Hammered-Lead Sculptures by

New York City, NY 10044

Artist Reception: Saturday, July 11, 2009 6:00 to 9:00 PM
Exhibition: July 11 to August 7, 2009
"Deportation" by Dana Naumann, hammered lead, wood and wire, wall sculpture,
30" x 30", 30 lbs.

This series of 17 hammered lead sculptures commemorates the Holocaust and is dedicated to the life of Sigmund Strochlitz (1916-2006), a survivor of the Auschwitz Death Camp in German-occupied Poland during World War II. Mr. Strochlitz realized that the world was beginning to forget the Nazi Holocaust. Each piece is accompanied by a narrative poem by Naumann, based on Mr. Strochlitz's experiences in the camps.

Mr. Strochlitz, Dana Naumann's life-long friend, was born in Bedzin, Poland in 1916, and had survived several other German concentration camps before being brought to Auschwitz, where his parents and sisters were all killed. Nobel Laureate Elie Wiesel was his best friend, and in 1978, Mr. Wiesel recommended him to become a member of President Jimmy Carter's Commission on the Holocaust, where he and Wiesel worked together to create the National Holocaust Memorial Museum in Washington, D.C. In 1981, Mr. Strochlitz and his wife Rose endowed the Chair and Institute of Holocaust Studies at Haifa University in Israel.
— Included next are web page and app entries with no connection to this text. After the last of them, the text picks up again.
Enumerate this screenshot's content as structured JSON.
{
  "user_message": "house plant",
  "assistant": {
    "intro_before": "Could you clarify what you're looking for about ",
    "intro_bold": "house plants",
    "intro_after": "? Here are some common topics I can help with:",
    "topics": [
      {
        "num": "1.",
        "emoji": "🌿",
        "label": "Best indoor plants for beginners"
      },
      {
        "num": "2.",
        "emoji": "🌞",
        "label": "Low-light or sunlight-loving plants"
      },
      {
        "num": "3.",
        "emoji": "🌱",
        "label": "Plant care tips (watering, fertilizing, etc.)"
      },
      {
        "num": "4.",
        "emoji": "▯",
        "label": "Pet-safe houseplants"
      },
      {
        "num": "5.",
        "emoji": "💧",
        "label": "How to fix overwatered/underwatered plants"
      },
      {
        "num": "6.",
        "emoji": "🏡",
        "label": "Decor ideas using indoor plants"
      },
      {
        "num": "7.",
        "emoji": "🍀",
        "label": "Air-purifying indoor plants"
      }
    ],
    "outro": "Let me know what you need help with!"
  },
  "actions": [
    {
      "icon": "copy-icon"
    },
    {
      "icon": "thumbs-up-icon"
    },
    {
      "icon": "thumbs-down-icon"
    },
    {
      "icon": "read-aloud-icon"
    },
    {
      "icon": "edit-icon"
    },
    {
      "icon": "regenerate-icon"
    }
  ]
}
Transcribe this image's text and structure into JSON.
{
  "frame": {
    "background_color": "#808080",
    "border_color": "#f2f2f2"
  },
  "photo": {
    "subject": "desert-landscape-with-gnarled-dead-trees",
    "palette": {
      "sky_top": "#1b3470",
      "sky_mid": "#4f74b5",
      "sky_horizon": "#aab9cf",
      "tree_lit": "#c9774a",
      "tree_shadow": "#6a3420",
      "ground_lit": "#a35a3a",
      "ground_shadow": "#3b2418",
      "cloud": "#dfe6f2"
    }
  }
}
"Never Forget, Never Again" by Dana Naumann,
hammered lead sculpture, 12" x 12", 30 lbs

Artist Dana Baldwin Naumann has a studio and gallery in North Branford, CT. His hammered sculptures are studies in texture, soft and warm looking even as metal surfaces, depicting religious, mythic, and archetypal scenes. His sculptures are crafted from lead sheets coated with copper or zinc patinas. This series of seventeen sculptures consists of eight pedestal pieces and nine wall hangings, and range from 14" to 44" in height.
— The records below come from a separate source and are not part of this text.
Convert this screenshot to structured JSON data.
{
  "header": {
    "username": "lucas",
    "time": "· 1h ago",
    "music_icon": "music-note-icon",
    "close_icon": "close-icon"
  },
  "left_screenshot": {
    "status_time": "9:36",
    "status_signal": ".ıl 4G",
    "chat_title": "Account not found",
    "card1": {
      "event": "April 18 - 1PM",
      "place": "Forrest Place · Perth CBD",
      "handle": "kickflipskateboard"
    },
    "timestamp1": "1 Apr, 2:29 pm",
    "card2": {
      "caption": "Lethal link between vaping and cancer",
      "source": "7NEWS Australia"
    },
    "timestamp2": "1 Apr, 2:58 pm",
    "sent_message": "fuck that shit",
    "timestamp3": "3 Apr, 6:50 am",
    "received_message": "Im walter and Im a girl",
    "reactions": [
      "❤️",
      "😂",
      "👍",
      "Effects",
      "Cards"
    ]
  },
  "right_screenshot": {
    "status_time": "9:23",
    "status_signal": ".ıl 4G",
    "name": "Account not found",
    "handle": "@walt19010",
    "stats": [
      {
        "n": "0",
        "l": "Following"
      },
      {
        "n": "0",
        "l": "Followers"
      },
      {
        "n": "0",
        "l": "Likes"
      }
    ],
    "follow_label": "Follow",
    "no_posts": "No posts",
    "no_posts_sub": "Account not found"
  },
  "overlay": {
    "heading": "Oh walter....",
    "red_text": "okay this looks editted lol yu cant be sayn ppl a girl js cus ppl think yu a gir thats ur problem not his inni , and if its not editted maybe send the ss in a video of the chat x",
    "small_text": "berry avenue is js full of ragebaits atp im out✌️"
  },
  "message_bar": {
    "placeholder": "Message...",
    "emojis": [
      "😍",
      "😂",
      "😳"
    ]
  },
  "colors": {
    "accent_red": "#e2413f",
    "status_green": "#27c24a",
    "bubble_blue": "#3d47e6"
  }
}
Until 1994, Naumann had a successful career as Vice-President of Sales and Marketing with the Westinghouse Corporation in Pittsburgh, but then determined to devote his life to his art, a decision he says he has never regretted. Mr. Naumann's works are in permanent collections of The Aetna in Los Angeles, also in Hartford, and at Villanova University, PA. He designed and contributed sculptures to the permanent collections of United States Special Olympics, and a piece created on the theme of the Holocaust was given to the Thomas Dodd Center, University of Connecticut. His artworks have been shown at Gallerie Michele in Washington DC, Artworks Gallery in Hartford, Art Expo in NYC; the York Square Gallery, the Public Library and the Jewish Community Center in New Haven, CT; and at galleries in Hawaii, Los Angeles, and Providence, RI. He is represented by Broadfoot + Broadfoot, NYC.

Art critic Steve Starger wrote about his work: "Naumann's finely wrought sculptures aren't depressing or oppressive. He creates faces like monuments or totems, inspired by ritual masks and statuary, buy strangely poignant. Each piece emanates a sense of mystery and longing."
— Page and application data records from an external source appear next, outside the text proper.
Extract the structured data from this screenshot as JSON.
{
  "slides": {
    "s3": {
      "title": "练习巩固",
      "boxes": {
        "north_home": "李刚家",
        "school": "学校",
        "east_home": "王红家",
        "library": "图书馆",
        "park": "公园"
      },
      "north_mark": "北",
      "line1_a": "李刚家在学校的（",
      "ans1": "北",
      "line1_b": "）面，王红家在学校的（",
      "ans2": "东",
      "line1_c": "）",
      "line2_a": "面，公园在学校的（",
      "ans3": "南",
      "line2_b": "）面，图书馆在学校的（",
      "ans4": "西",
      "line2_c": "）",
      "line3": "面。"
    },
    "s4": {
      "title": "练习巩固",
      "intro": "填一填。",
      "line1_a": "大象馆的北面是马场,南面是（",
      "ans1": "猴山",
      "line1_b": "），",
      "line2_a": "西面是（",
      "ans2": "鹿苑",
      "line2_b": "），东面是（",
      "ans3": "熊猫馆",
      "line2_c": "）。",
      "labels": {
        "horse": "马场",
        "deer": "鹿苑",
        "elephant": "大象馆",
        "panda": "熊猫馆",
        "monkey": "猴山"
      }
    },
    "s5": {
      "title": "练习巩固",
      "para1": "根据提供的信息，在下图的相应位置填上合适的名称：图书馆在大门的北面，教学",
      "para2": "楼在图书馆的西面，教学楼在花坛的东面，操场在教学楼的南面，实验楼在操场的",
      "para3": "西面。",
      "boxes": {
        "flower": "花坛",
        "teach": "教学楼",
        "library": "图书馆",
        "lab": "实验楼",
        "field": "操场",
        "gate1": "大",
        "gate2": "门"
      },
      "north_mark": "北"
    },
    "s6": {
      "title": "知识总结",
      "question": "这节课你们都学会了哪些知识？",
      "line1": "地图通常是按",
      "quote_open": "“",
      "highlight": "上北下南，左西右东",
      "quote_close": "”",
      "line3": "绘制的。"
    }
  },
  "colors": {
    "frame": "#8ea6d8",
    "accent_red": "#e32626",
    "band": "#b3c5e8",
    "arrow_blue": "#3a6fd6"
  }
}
"If it Never Happened, Where Did They Go?" by Dana Naumann,
hammered lead, wood and wire, pedestal sculpture, 30" x 30", 40 lbs.